All wines contain sulphur, but some less than others, help is on the way
Almost all wines contain sulphur. This is not only because most winemakers add sulphur to stabilise the wine and make it more long-lived. It is also because during fermentation sulphur is produced. The yeast that converts sugar to alcohol, carbon dioxide and other various substances also produce sulphur, as a by-product of its metabolism. Sulphur is therefore actually a “natural” ingredient in wine.
This being said many (most, if not all) wineries do try to keep the sulphur content of the wine at a level as low as possible. The winemaker does not need to be an extremist natural wine enthusiast to do so.
A new yeast strain, called Lalvin ICV Okay (why this odd name?) has been launched, which can help minimising the sulphur in the wine.

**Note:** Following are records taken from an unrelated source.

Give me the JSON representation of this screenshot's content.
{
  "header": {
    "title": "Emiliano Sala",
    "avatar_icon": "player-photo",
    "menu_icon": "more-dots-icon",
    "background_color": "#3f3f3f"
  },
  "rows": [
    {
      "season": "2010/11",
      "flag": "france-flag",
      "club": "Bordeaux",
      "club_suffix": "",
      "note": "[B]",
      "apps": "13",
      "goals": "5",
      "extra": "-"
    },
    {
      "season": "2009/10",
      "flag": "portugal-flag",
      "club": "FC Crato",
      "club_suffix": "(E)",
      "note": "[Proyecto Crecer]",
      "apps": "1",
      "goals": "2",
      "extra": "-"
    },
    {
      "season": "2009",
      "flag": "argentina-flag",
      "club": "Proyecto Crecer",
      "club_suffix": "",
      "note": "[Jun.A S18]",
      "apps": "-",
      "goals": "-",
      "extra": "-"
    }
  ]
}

Thanks to the mapping of the genome of Saccharomyces cerevisiae researchers have managed to find the genes responsible for sulphur production.
Jessica Noble is the name of the scientist who made the ground work that was further developed in a collaboration between l’Institut Coopératif du Vin (ICV), Lallemand (a company in the wine yeast industry), the school SupAgro in Montpellier and the French agricultural research institute INRA.
Lalvin ICV Okay produces significantly less sulphur, it is said, but also less ethanal (acetaldehyde, which binds sulphur), which means that the wine maker needs to add less sulphur at bottling.
Read more about this yeast breakthrough on Vitisphere.
This post is also available in: Swedish